Since the ‘90s and the huge success of Frank McCourt’s Angela’s Ashes, memoirs have become the rage. Before that, Truman Capote’s In Cold Blood jump started a new genre, which took the factual, and personalized it. But how do you write creative nonfiction that readers love and believe in?
Simply stated, the genre is the perfect blend of the factual and the personal. Based on a true story, the skilled writer then uses a subjective point of view to create the tale, including imagined conversations and the thoughts of the characters in the story.
In other words, the writer takes a good deal of poetic license.
As a developmental book editor, however, what I often see is a chronicle of events. Most times, we get the first 50 pages of family history (sometimes going back hundreds of years). And while that may be of interest to your family, such does not make for a successful book.
So how do we make sure yours is interesting, accurate, and enjoyable?
Here are 5 tips to writing great creative nonfiction:
First and Foremost, never Contradict the Facts.
This is, after all, nonfiction, which means it’s not only based on truth, it contains, and doesn’t refute, verifiable facts.
Yes, you may be putting words into characters’ heads. But to the best of your ability, these need to be consistent with the characters as you know them.
And the facts themselves just don’t change.
Check, double check, and re-check again the facts of your story.
You may remember something one way, then go to the actual scene and find that the street you thought bisected the intersection actually went the other direction.

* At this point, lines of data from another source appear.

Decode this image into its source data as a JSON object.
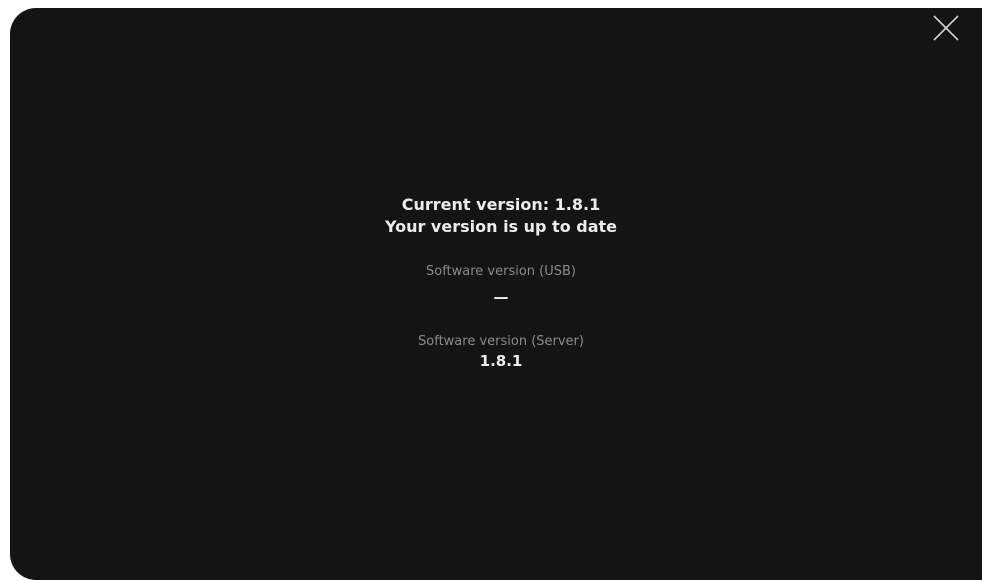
{
  "dialog": {
    "close_icon": "close-icon",
    "current_version_text": "Current version: 1.8.1",
    "up_to_date_text": "Your version is up to date",
    "usb": {
      "label": "Software version (USB)",
      "value": "—"
    },
    "server": {
      "label": "Software version (Server)",
      "value": "1.8.1"
    }
  },
  "colors": {
    "background": "#141414",
    "primary_text": "#ececec",
    "secondary_text": "#8a8a8a"
  }
}
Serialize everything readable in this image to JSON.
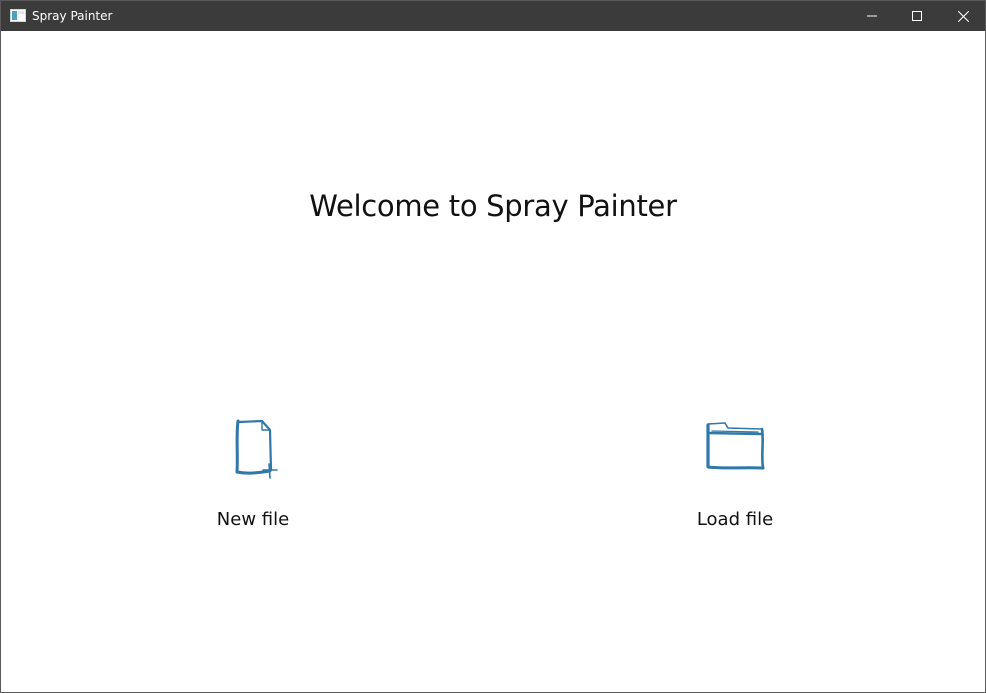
{
  "window": {
    "title": "Spray Painter",
    "icons": {
      "app": "app-icon",
      "minimize": "minimize-icon",
      "maximize": "maximize-icon",
      "close": "close-icon"
    }
  },
  "main": {
    "welcome": "Welcome to Spray Painter",
    "actions": [
      {
        "label": "New file",
        "icon": "new-file-icon"
      },
      {
        "label": "Load file",
        "icon": "folder-icon"
      }
    ]
  },
  "colors": {
    "titlebar_bg": "#3b3b3b",
    "content_bg": "#ffffff",
    "icon_stroke": "#2f78a8",
    "text": "#111111"
  }
}
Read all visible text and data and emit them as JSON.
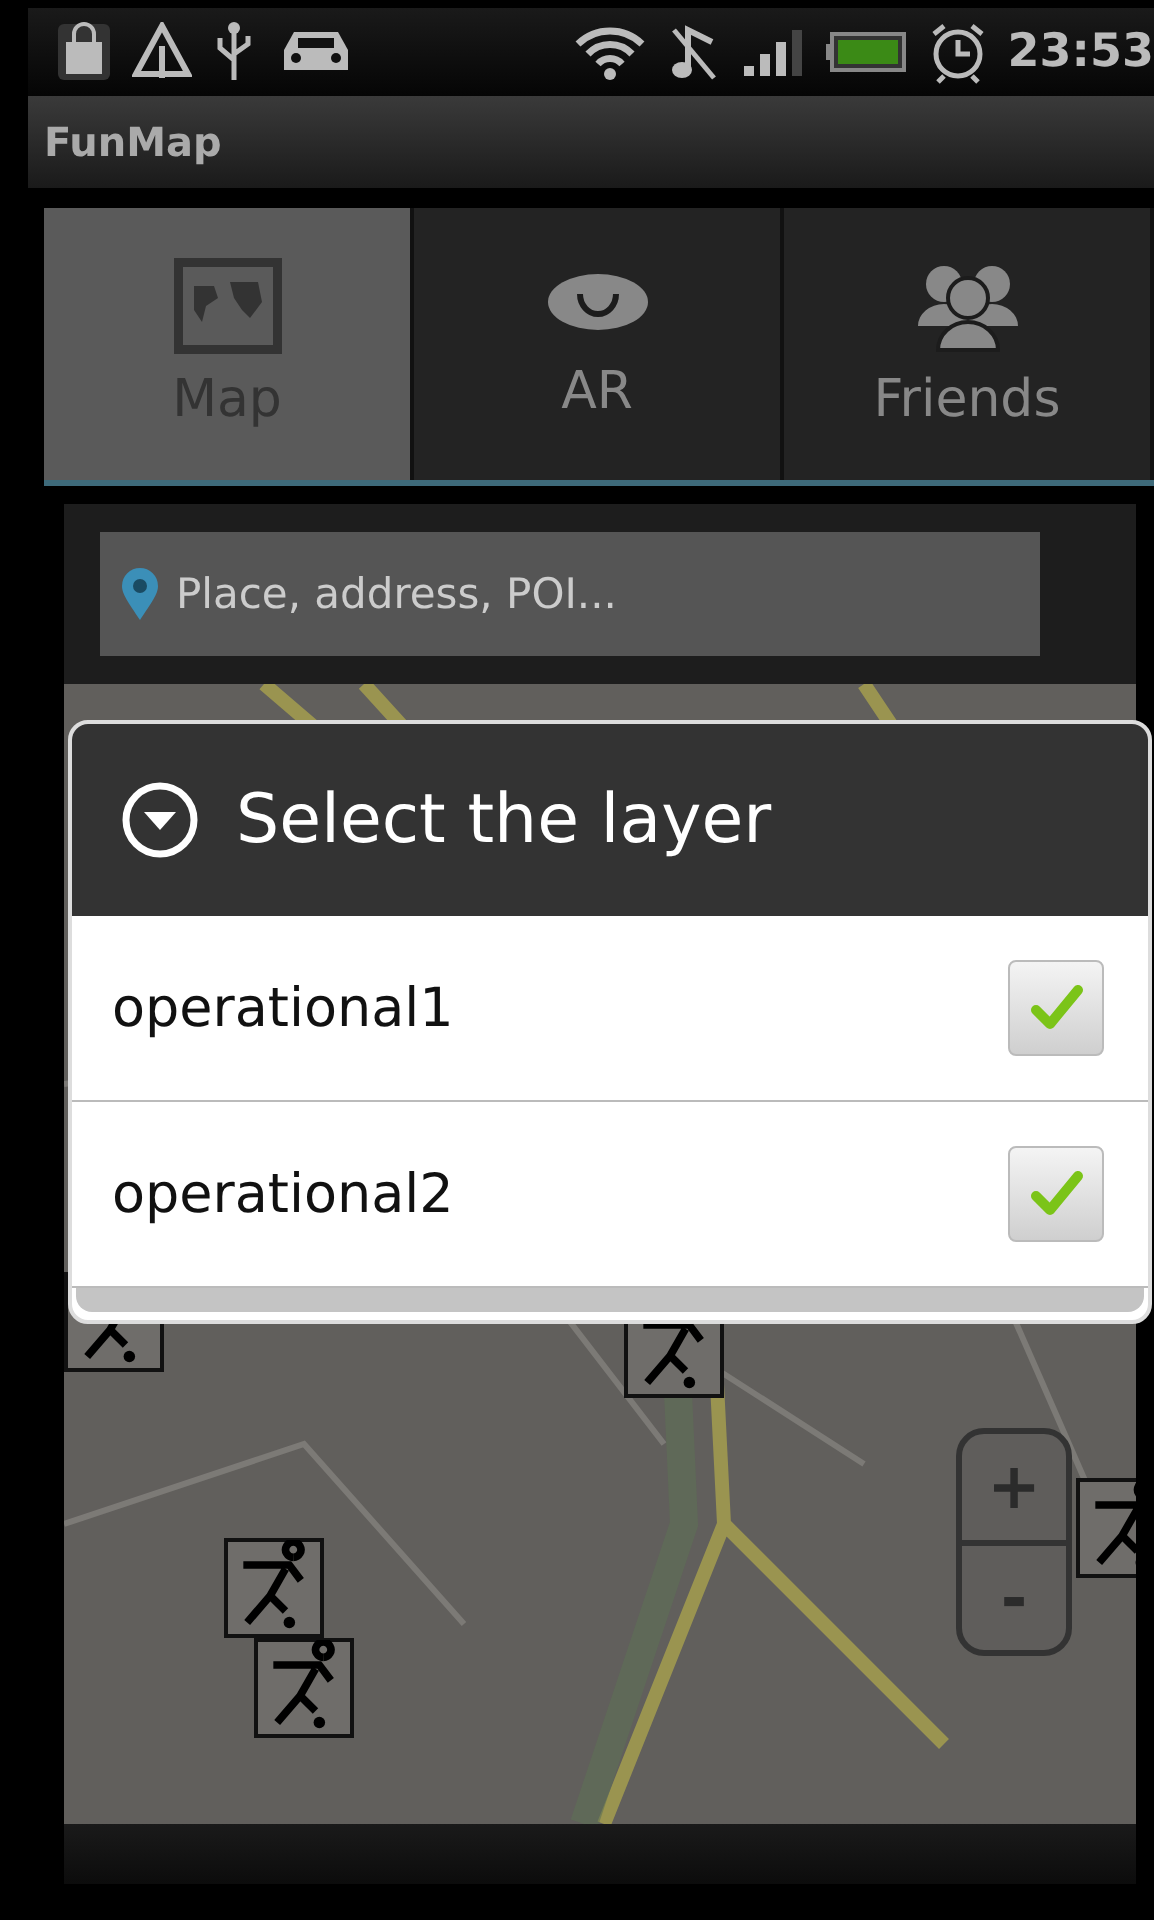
{
  "status_bar": {
    "time": "23:53"
  },
  "app_bar": {
    "title": "FunMap"
  },
  "tabs": [
    {
      "label": "Map",
      "kind": "map",
      "selected": true
    },
    {
      "label": "AR",
      "kind": "eye",
      "selected": false
    },
    {
      "label": "Friends",
      "kind": "people",
      "selected": false
    }
  ],
  "search": {
    "placeholder": "Place, address, POI..."
  },
  "map": {
    "zoom_in": "+",
    "zoom_out": "-"
  },
  "dialog": {
    "title": "Select the layer",
    "layers": [
      {
        "name": "operational1",
        "checked": true
      },
      {
        "name": "operational2",
        "checked": true
      }
    ]
  }
}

Seems like a simple sin to leave as is, no? But all you need is one reader to catch a glitch, and you’ve just lost your verisimilitude.
Witnesses to any event have notoriously sketchy memories. Which is why in police work, a witness’s recollection isn’t taken as fact. Four people can see something happen, and have four entirely different “facts” to go along with it.
So, don’t take your memory on face value. Check out dates, times, people, and places.
Research with Primary Sources.
Sometimes, you have no choice but to consult periodicals, books, reports, etc., especially when you’re writing something that occurred long in the past. But whenever possible, go back to the sources who were there.
Police reports are great. Then see if you can talk to an officer who was involved.
News reports can get you a long way down the road. But is the reporter still alive? Find him.
One of my authors just finished a fabulous book that begins 100 years ago, in the time of vaudeville, about a famous seal trainer, and his equally (if not more so) prodigy. He relied heavily on newspaper articles. But he also has a family connection, and picked the brains of everyone who knew anything about it. Which led him to many other sources as well.
When you go to write creative nonfiction, use every resource possible.
Write it like a Novel.
Yes, absolutely, differences in fiction and nonfiction of all sub-categories exist. But the essence of creating an enjoyable book still contains all the elements of great fiction:
֍ The characters come to life. They’re living breathing 3-sided people. Note: if a memoir, this includes the character who is you!
As a book editor, I give the very same exercises to my writers of either fiction or nonfiction, in order to flesh out the people on the page.
֍ We still need a definable plot—beginning, middle, and end—with a beginning story question, which is in the end answered, and which proceeds through the storyline arc, through plot points that move the book along.
֍ And as with fiction, we create all this through scenes.
Finally, Read in the Genre.
Broken-record time! Of course we couldn’t get out of this discussion without mentioning the necessity to read. And while I know you’re reading widely and eclectically, be sure and avail yourself of all the great books in this genre.
Nothing helps to show how to accomplish your goals as much as seeing how others succeeded (and failed), and why.
In the end, to write creative nonfiction others love is like writing anything—it’s not what you say, it’s how you say it. Even if this is the only book you’re intending to see in print, all the elements of great writing apply.
Now, dive in, and go create your life story!